*Provided records*

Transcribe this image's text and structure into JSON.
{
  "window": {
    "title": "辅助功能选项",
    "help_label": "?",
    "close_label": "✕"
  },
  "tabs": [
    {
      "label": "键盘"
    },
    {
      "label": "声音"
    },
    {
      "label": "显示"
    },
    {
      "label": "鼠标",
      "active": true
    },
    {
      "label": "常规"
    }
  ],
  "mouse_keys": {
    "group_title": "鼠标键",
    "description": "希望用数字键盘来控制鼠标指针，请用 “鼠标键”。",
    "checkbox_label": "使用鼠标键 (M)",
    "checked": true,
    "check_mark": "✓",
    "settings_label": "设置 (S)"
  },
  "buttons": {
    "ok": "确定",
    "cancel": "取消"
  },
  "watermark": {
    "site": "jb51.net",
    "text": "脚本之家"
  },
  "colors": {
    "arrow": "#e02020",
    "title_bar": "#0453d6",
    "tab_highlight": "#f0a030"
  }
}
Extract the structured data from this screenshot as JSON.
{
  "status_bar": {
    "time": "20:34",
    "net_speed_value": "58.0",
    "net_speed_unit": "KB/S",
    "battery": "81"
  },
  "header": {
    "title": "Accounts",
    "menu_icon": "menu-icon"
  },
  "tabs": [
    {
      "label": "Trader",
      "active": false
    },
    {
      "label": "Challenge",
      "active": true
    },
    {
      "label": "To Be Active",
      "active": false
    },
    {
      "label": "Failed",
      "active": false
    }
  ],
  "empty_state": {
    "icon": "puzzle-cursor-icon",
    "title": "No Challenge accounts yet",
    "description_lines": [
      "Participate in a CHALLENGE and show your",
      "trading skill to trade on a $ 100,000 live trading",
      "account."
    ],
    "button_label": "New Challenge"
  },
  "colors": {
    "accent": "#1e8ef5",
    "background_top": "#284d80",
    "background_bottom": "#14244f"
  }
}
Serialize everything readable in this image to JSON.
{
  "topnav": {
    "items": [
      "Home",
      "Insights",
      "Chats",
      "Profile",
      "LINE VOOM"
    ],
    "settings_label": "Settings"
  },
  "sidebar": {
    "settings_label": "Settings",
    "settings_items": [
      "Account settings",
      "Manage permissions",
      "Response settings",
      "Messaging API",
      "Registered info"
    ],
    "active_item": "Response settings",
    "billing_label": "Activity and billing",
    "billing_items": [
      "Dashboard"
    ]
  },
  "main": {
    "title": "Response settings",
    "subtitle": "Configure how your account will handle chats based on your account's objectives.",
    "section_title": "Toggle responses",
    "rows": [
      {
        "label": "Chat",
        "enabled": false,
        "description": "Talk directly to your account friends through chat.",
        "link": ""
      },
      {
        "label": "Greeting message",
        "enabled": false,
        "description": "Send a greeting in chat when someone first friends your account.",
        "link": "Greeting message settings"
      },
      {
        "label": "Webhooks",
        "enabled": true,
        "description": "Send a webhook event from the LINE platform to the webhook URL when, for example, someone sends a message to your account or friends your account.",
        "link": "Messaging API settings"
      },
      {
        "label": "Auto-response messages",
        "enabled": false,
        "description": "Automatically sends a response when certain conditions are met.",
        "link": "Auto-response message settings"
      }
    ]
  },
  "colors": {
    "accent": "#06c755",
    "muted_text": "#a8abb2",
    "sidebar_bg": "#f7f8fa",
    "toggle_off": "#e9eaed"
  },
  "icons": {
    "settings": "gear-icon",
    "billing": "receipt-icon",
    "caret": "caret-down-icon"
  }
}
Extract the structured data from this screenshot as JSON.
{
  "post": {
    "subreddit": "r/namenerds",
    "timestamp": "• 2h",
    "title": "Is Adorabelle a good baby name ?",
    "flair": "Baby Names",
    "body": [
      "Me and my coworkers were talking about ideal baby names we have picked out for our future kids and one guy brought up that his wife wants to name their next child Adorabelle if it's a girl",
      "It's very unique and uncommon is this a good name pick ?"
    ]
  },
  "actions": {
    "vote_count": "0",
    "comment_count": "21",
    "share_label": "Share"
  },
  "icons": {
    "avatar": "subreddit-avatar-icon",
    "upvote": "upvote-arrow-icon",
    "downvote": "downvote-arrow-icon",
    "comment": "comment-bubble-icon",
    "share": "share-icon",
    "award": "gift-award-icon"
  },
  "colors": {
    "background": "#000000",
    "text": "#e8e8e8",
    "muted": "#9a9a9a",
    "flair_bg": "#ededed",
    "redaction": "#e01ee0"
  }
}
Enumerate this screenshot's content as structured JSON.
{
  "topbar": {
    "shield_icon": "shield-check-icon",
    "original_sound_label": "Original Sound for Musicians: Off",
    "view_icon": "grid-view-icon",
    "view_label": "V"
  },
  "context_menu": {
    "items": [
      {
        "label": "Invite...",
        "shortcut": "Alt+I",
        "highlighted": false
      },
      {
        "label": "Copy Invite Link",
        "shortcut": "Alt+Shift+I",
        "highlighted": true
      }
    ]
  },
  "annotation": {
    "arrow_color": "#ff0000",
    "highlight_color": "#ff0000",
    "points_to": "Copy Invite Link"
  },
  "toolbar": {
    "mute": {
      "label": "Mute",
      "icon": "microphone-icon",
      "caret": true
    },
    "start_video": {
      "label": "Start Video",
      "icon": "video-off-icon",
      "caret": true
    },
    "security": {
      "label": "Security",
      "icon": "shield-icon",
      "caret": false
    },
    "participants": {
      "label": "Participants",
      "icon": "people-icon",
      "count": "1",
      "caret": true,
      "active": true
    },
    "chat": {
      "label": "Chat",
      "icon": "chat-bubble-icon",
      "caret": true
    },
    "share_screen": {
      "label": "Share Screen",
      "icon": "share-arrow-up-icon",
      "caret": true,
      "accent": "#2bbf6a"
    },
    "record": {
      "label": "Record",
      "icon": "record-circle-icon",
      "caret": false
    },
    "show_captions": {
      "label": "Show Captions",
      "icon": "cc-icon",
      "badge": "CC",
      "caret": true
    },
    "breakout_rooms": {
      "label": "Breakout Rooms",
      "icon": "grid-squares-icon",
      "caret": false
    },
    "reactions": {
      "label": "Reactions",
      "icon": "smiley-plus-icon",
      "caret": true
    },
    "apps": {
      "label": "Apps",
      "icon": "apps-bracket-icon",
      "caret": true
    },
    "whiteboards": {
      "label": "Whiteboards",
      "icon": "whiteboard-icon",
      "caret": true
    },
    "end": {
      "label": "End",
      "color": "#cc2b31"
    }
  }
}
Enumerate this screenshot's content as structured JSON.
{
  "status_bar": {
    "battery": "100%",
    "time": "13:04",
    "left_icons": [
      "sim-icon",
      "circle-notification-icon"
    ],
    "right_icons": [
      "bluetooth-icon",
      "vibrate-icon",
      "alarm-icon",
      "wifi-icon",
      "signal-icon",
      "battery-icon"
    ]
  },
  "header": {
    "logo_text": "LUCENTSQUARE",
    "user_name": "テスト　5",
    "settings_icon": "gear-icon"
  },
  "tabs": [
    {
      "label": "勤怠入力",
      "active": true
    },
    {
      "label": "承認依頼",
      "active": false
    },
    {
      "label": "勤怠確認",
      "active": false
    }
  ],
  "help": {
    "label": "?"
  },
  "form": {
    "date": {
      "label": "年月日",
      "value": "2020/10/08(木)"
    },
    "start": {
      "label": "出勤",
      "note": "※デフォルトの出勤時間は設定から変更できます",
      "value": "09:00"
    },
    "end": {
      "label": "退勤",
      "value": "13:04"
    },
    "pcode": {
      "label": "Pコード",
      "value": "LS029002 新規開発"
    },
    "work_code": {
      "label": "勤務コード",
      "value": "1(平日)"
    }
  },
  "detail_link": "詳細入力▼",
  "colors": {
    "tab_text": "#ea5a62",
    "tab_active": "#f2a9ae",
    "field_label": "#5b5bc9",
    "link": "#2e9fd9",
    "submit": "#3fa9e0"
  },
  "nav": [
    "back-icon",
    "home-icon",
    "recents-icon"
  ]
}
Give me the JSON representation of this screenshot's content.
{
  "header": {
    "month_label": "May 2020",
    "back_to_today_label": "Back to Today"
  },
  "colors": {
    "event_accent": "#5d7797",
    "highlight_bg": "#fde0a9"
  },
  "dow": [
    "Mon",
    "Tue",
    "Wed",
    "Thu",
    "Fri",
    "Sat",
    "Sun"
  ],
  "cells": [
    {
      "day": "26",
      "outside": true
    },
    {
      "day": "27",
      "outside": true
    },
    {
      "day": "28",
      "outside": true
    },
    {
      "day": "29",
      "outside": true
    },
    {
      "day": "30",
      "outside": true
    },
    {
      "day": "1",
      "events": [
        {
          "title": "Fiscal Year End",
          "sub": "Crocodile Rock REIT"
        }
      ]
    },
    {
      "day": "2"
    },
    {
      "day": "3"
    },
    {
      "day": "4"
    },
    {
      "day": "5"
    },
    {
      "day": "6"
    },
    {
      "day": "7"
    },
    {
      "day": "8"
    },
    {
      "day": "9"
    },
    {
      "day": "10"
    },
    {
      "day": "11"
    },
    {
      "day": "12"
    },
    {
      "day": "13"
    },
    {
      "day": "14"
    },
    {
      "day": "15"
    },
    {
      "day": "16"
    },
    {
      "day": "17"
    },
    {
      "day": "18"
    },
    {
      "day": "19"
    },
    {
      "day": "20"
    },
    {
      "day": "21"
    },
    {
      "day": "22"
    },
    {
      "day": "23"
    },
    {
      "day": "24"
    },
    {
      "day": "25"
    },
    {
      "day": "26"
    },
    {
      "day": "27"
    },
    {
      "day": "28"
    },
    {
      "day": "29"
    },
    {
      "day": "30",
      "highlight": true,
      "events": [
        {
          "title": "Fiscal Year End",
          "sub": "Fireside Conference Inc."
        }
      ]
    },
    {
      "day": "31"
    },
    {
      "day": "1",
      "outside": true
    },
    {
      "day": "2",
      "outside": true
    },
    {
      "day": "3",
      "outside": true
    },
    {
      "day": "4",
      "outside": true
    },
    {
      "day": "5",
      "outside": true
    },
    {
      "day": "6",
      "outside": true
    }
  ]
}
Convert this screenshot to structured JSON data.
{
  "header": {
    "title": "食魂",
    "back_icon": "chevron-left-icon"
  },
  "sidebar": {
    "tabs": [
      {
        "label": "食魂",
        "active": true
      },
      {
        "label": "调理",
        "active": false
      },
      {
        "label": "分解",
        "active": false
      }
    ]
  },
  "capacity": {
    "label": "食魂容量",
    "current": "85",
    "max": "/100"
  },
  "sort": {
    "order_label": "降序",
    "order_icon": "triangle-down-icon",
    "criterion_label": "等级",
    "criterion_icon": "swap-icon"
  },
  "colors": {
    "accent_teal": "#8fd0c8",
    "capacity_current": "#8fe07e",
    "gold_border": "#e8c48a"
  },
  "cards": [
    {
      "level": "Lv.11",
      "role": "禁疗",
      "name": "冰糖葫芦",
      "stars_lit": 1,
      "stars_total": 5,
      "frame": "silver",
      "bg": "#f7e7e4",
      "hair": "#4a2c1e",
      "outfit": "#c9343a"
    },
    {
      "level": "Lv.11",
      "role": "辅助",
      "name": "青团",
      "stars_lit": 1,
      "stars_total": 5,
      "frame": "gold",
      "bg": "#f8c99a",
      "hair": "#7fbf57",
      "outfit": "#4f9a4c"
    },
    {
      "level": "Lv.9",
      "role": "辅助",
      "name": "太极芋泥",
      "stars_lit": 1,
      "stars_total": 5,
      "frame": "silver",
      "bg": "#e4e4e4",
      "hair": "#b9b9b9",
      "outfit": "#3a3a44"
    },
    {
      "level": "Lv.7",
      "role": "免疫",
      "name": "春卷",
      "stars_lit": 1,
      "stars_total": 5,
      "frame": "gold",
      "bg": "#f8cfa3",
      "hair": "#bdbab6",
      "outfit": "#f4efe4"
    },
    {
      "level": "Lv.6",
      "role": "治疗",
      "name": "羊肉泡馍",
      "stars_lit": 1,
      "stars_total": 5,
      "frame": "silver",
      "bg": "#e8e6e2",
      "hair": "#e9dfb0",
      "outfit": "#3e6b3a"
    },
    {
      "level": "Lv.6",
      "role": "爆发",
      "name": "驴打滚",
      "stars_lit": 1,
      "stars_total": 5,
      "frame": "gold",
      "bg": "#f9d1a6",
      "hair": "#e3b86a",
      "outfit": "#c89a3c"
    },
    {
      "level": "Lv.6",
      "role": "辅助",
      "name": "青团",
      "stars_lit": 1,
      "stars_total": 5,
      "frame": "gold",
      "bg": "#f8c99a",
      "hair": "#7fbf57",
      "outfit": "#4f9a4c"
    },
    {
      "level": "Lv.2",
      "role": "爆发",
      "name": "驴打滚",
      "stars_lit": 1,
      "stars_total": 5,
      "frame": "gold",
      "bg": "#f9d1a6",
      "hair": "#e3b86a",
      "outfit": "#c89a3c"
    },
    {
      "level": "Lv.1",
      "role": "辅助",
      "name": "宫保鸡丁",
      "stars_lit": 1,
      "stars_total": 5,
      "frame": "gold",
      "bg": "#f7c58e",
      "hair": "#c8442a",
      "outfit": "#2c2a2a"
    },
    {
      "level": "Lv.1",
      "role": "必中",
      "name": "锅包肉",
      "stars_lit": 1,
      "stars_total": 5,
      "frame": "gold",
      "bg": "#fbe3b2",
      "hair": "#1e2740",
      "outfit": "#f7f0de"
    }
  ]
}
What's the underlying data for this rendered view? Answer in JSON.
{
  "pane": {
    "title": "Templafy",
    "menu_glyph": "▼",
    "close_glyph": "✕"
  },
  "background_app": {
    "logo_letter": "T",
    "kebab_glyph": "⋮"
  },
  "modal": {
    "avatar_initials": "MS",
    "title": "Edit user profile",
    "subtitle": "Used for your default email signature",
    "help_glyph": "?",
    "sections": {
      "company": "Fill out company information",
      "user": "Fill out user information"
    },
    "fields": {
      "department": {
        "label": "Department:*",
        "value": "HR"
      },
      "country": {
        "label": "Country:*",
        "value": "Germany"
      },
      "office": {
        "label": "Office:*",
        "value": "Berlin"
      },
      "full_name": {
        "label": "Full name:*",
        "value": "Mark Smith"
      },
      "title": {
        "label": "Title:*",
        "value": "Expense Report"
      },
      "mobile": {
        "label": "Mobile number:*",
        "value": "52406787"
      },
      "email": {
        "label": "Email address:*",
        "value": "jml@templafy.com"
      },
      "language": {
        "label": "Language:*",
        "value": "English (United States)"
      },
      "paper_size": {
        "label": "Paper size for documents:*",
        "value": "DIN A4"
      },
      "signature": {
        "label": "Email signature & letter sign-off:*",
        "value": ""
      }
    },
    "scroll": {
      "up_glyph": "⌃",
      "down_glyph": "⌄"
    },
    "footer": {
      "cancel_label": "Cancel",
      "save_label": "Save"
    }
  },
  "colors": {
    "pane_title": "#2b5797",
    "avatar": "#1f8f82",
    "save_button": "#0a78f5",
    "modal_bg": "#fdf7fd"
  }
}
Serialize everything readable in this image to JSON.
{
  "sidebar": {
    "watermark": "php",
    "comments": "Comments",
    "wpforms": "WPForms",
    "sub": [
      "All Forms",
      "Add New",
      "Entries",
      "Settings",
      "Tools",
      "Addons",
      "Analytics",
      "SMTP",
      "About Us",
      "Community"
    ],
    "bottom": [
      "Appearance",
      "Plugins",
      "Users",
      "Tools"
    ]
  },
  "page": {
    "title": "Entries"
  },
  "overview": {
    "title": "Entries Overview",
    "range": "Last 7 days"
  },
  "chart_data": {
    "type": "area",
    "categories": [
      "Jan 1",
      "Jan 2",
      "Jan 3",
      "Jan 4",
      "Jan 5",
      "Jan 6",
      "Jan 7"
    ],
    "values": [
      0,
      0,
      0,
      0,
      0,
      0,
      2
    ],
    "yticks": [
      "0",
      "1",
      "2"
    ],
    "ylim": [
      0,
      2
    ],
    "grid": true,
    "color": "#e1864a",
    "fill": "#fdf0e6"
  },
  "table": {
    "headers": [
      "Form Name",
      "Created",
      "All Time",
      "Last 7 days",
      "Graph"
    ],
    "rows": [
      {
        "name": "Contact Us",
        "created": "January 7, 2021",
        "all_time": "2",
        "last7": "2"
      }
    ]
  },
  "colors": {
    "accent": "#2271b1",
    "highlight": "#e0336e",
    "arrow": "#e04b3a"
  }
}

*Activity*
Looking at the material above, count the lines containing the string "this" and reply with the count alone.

*Answer box*
11